I'm not a huge fan of constructs - Mother's Day for instance. How about we celebrate those we call Mother every day? Having said that, I can't help but think of the women I consider mothers to me.
These women loved me unconditionally without expectation of return. They taught me hard lessons and gave me great advice. They showed me what was possible as a woman.
My mother, Jane, was independent, creative, and devoted to creating a tight family unit with my father. She had style like no one else and greeted every stranger like a friend. She had childlike curiosity and wonder about the world - she only read non-fiction because she was fascinated by "real" things. She gave me great advice ("I just want to tell you a few things," she'd begin whenever she got me and my sisters alone.):
- Don't write anything down you don't want the world to read (she was way ahead of her time).
- Always make your own money because you never know what's going to happen.
Her best advice was one she never said aloud but I saw her do it over and over again. She never remembered the bad stuff. Used to drive me crazy, but I realized near the end of her life that letting go of disappointment and negativity allowed her to savor every moment as if it were new.
Pudgie (her childhood nickname) raised me with Jane from the time I was born. She was strong willed, no nonsense, held my feet to the fire, and indulged me only when she had to. She loved me hard and schooled me gently. Every time I call and ask how she's doing she says, "I cannot complain." Every single time. Even though she's 98. I've started saying that too.
My mother-in-law, Laura, is endlessly curious about and supportive of everything I do. She loves that I love her son and I love that she created him. I call her almost every day because her voice is my north star and her wisdom unparalleled.

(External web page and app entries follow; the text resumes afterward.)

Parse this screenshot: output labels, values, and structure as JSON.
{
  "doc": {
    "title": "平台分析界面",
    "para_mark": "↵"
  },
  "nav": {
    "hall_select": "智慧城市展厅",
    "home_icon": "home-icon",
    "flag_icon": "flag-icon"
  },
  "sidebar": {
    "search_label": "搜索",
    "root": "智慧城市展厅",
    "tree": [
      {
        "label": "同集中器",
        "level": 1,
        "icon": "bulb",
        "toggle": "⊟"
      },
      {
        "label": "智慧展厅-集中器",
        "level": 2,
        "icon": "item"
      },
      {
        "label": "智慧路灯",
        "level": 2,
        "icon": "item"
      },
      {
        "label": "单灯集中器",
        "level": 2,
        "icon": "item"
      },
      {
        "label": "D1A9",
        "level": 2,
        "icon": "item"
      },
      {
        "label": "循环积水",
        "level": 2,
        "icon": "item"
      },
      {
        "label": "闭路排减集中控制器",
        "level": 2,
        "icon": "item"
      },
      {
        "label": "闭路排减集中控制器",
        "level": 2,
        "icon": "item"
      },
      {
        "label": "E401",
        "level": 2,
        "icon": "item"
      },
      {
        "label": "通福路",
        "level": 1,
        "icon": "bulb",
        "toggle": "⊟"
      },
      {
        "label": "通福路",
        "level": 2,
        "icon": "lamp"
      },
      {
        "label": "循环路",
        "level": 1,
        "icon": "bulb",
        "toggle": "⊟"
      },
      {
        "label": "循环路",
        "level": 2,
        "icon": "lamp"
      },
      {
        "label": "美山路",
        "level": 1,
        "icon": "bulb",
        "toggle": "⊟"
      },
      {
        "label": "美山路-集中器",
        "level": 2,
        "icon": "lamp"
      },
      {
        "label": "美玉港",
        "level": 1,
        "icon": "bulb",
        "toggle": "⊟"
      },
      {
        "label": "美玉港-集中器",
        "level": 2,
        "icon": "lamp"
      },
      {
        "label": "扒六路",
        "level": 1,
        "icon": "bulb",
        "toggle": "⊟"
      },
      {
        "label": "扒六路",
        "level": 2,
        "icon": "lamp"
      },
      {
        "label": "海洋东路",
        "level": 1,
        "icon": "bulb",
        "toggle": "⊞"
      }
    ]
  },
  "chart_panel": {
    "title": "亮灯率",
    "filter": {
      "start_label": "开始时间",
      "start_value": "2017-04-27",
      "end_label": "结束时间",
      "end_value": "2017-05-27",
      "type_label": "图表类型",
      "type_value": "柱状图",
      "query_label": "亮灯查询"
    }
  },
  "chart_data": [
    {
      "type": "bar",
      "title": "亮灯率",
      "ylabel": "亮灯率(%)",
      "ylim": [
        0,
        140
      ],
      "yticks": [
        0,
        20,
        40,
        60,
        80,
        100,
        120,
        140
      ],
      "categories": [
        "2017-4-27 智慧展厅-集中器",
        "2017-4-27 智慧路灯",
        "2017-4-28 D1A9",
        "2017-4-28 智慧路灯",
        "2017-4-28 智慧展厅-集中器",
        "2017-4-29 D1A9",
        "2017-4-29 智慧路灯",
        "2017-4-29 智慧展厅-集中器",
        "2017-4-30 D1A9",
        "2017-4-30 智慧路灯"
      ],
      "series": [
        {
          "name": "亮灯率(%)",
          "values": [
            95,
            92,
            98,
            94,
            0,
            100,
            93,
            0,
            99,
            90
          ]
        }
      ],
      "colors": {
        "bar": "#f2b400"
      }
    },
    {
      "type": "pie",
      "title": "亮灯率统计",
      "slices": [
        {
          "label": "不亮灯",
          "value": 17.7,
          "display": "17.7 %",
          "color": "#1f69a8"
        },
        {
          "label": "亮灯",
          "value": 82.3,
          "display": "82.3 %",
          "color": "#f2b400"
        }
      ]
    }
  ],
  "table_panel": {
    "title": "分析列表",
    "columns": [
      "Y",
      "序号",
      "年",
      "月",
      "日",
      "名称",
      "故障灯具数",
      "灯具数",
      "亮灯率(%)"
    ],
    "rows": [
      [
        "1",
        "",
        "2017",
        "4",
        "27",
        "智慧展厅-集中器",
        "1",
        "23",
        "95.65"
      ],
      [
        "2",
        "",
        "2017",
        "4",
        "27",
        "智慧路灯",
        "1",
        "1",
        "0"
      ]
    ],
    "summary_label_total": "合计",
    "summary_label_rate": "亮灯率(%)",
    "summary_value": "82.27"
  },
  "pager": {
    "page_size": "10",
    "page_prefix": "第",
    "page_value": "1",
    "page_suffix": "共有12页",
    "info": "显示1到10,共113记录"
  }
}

My kindergarten art teacher and I remained friends until her death some years ago. She was a source of unconditional acceptance and love - particularly during my teen years and early adulthood. She was one of the least judgmental people I've ever known.
No one person can be everything to another person all the time.
I encouraged my own daughter to have more than one "mother" she could turn to when I wasn't enough. These are mine. All of these women loved me deeply, gave me sage advice, and comforted me when I was down.
I would not be who I am without them.
Happy Mother's Day! ❤️